*What the task asks*
Read the entries that follow and give each one again precisely.

══════════════════════════════

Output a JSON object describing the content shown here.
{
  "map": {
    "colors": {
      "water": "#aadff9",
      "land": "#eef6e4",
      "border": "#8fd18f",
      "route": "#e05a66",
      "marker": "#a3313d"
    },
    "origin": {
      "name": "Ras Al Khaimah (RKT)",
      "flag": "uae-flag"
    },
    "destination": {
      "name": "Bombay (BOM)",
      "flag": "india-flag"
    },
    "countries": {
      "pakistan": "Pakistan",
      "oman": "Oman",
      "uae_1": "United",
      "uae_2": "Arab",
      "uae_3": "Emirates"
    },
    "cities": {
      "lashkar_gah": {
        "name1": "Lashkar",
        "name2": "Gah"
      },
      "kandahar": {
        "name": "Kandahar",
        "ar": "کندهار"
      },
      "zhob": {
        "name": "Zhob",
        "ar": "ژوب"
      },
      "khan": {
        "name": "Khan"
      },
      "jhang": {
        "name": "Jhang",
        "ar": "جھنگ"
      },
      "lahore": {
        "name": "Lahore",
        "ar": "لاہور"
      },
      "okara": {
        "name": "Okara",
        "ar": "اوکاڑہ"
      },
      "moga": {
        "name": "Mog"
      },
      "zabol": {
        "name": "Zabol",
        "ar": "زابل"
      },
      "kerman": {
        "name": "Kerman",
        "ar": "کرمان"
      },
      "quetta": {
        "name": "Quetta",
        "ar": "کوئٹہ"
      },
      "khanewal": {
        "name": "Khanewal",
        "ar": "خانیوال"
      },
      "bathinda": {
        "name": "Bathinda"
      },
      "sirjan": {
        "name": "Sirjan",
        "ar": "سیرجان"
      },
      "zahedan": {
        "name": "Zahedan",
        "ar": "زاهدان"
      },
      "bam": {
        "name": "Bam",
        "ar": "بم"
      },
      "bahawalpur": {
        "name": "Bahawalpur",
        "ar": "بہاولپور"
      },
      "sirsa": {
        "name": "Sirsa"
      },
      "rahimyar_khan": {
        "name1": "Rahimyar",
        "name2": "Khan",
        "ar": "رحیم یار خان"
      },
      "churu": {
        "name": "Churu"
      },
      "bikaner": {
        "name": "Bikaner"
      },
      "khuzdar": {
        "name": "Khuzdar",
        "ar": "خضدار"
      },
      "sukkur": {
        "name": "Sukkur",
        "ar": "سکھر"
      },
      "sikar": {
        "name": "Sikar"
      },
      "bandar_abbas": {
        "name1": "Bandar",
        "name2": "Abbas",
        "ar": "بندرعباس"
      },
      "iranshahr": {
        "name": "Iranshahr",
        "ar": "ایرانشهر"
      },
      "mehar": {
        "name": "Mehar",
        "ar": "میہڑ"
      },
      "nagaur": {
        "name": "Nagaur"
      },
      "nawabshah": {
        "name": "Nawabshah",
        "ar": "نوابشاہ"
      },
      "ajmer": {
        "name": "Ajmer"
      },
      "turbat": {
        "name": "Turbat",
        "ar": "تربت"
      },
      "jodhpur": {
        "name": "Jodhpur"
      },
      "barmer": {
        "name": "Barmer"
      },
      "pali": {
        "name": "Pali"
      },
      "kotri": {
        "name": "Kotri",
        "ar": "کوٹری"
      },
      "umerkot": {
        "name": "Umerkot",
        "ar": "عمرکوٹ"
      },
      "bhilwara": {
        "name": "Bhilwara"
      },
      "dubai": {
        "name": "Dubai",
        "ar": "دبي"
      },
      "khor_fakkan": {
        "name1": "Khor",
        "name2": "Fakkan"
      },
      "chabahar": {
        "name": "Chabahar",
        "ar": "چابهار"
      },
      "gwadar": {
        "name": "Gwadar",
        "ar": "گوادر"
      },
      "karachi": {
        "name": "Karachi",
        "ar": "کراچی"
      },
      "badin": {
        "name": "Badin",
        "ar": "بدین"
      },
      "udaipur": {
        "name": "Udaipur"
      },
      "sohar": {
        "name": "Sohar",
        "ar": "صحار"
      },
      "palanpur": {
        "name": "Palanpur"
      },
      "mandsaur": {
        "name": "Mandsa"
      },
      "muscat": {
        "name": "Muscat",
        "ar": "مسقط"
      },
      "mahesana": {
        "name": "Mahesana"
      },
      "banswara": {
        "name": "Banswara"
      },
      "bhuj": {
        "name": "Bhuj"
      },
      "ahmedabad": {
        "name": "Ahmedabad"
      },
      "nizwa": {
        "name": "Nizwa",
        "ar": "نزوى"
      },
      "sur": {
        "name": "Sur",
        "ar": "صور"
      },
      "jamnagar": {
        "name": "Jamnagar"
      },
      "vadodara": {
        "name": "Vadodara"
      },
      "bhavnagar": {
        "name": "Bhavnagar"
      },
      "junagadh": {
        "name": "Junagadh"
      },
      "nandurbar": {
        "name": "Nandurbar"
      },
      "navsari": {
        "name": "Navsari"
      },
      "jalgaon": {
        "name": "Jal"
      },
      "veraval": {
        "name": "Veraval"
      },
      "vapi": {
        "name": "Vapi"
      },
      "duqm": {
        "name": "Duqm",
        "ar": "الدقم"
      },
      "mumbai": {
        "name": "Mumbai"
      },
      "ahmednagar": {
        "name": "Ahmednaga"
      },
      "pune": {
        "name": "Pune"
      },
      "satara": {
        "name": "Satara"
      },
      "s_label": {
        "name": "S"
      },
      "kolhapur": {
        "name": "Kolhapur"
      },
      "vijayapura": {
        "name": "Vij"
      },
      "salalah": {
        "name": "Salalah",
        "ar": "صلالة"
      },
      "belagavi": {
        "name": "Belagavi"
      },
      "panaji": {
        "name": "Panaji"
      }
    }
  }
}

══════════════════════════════

*The completed task*
Output a JSON object describing the content shown here.
{
  "map": {
    "colors": {
      "water": "#aadff9",
      "land": "#eef6e4",
      "border": "#8fd18f",
      "route": "#e05a66",
      "marker": "#a3313d"
    },
    "origin": {
      "name": "Ras Al Khaimah (RKT)",
      "flag": "uae-flag"
    },
    "destination": {
      "name": "Bombay (BOM)",
      "flag": "india-flag"
    },
    "countries": {
      "pakistan": "Pakistan",
      "oman": "Oman",
      "uae_1": "United",
      "uae_2": "Arab",
      "uae_3": "Emirates"
    },
    "cities": {
      "lashkar_gah": {
        "name1": "Lashkar",
        "name2": "Gah"
      },
      "kandahar": {
        "name": "Kandahar",
        "ar": "کندهار"
      },
      "zhob": {
        "name": "Zhob",
        "ar": "ژوب"
      },
      "khan": {
        "name": "Khan"
      },
      "jhang": {
        "name": "Jhang",
        "ar": "جھنگ"
      },
      "lahore": {
        "name": "Lahore",
        "ar": "لاہور"
      },
      "okara": {
        "name": "Okara",
        "ar": "اوکاڑہ"
      },
      "moga": {
        "name": "Mog"
      },
      "zabol": {
        "name": "Zabol",
        "ar": "زابل"
      },
      "kerman": {
        "name": "Kerman",
        "ar": "کرمان"
      },
      "quetta": {
        "name": "Quetta",
        "ar": "کوئٹہ"
      },
      "khanewal": {
        "name": "Khanewal",
        "ar": "خانیوال"
      },
      "bathinda": {
        "name": "Bathinda"
      },
      "sirjan": {
        "name": "Sirjan",
        "ar": "سیرجان"
      },
      "zahedan": {
        "name": "Zahedan",
        "ar": "زاهدان"
      },
      "bam": {
        "name": "Bam",
        "ar": "بم"
      },
      "bahawalpur": {
        "name": "Bahawalpur",
        "ar": "بہاولپور"
      },
      "sirsa": {
        "name": "Sirsa"
      },
      "rahimyar_khan": {
        "name1": "Rahimyar",
        "name2": "Khan",
        "ar": "رحیم یار خان"
      },
      "churu": {
        "name": "Churu"
      },
      "bikaner": {
        "name": "Bikaner"
      },
      "khuzdar": {
        "name": "Khuzdar",
        "ar": "خضدار"
      },
      "sukkur": {
        "name": "Sukkur",
        "ar": "سکھر"
      },
      "sikar": {
        "name": "Sikar"
      },
      "bandar_abbas": {
        "name1": "Bandar",
        "name2": "Abbas",
        "ar": "بندرعباس"
      },
      "iranshahr": {
        "name": "Iranshahr",
        "ar": "ایرانشهر"
      },
      "mehar": {
        "name": "Mehar",
        "ar": "میہڑ"
      },
      "nagaur": {
        "name": "Nagaur"
      },
      "nawabshah": {
        "name": "Nawabshah",
        "ar": "نوابشاہ"
      },
      "ajmer": {
        "name": "Ajmer"
      },
      "turbat": {
        "name": "Turbat",
        "ar": "تربت"
      },
      "jodhpur": {
        "name": "Jodhpur"
      },
      "barmer": {
        "name": "Barmer"
      },
      "pali": {
        "name": "Pali"
      },
      "kotri": {
        "name": "Kotri",
        "ar": "کوٹری"
      },
      "umerkot": {
        "name": "Umerkot",
        "ar": "عمرکوٹ"
      },
      "bhilwara": {
        "name": "Bhilwara"
      },
      "dubai": {
        "name": "Dubai",
        "ar": "دبي"
      },
      "khor_fakkan": {
        "name1": "Khor",
        "name2": "Fakkan"
      },
      "chabahar": {
        "name": "Chabahar",
        "ar": "چابهار"
      },
      "gwadar": {
        "name": "Gwadar",
        "ar": "گوادر"
      },
      "karachi": {
        "name": "Karachi",
        "ar": "کراچی"
      },
      "badin": {
        "name": "Badin",
        "ar": "بدین"
      },
      "udaipur": {
        "name": "Udaipur"
      },
      "sohar": {
        "name": "Sohar",
        "ar": "صحار"
      },
      "palanpur": {
        "name": "Palanpur"
      },
      "mandsaur": {
        "name": "Mandsa"
      },
      "muscat": {
        "name": "Muscat",
        "ar": "مسقط"
      },
      "mahesana": {
        "name": "Mahesana"
      },
      "banswara": {
        "name": "Banswara"
      },
      "bhuj": {
        "name": "Bhuj"
      },
      "ahmedabad": {
        "name": "Ahmedabad"
      },
      "nizwa": {
        "name": "Nizwa",
        "ar": "نزوى"
      },
      "sur": {
        "name": "Sur",
        "ar": "صور"
      },
      "jamnagar": {
        "name": "Jamnagar"
      },
      "vadodara": {
        "name": "Vadodara"
      },
      "bhavnagar": {
        "name": "Bhavnagar"
      },
      "junagadh": {
        "name": "Junagadh"
      },
      "nandurbar": {
        "name": "Nandurbar"
      },
      "navsari": {
        "name": "Navsari"
      },
      "jalgaon": {
        "name": "Jal"
      },
      "veraval": {
        "name": "Veraval"
      },
      "vapi": {
        "name": "Vapi"
      },
      "duqm": {
        "name": "Duqm",
        "ar": "الدقم"
      },
      "mumbai": {
        "name": "Mumbai"
      },
      "ahmednagar": {
        "name": "Ahmednaga"
      },
      "pune": {
        "name": "Pune"
      },
      "satara": {
        "name": "Satara"
      },
      "s_label": {
        "name": "S"
      },
      "kolhapur": {
        "name": "Kolhapur"
      },
      "vijayapura": {
        "name": "Vij"
      },
      "salalah": {
        "name": "Salalah",
        "ar": "صلالة"
      },
      "belagavi": {
        "name": "Belagavi"
      },
      "panaji": {
        "name": "Panaji"
      }
    }
  }
}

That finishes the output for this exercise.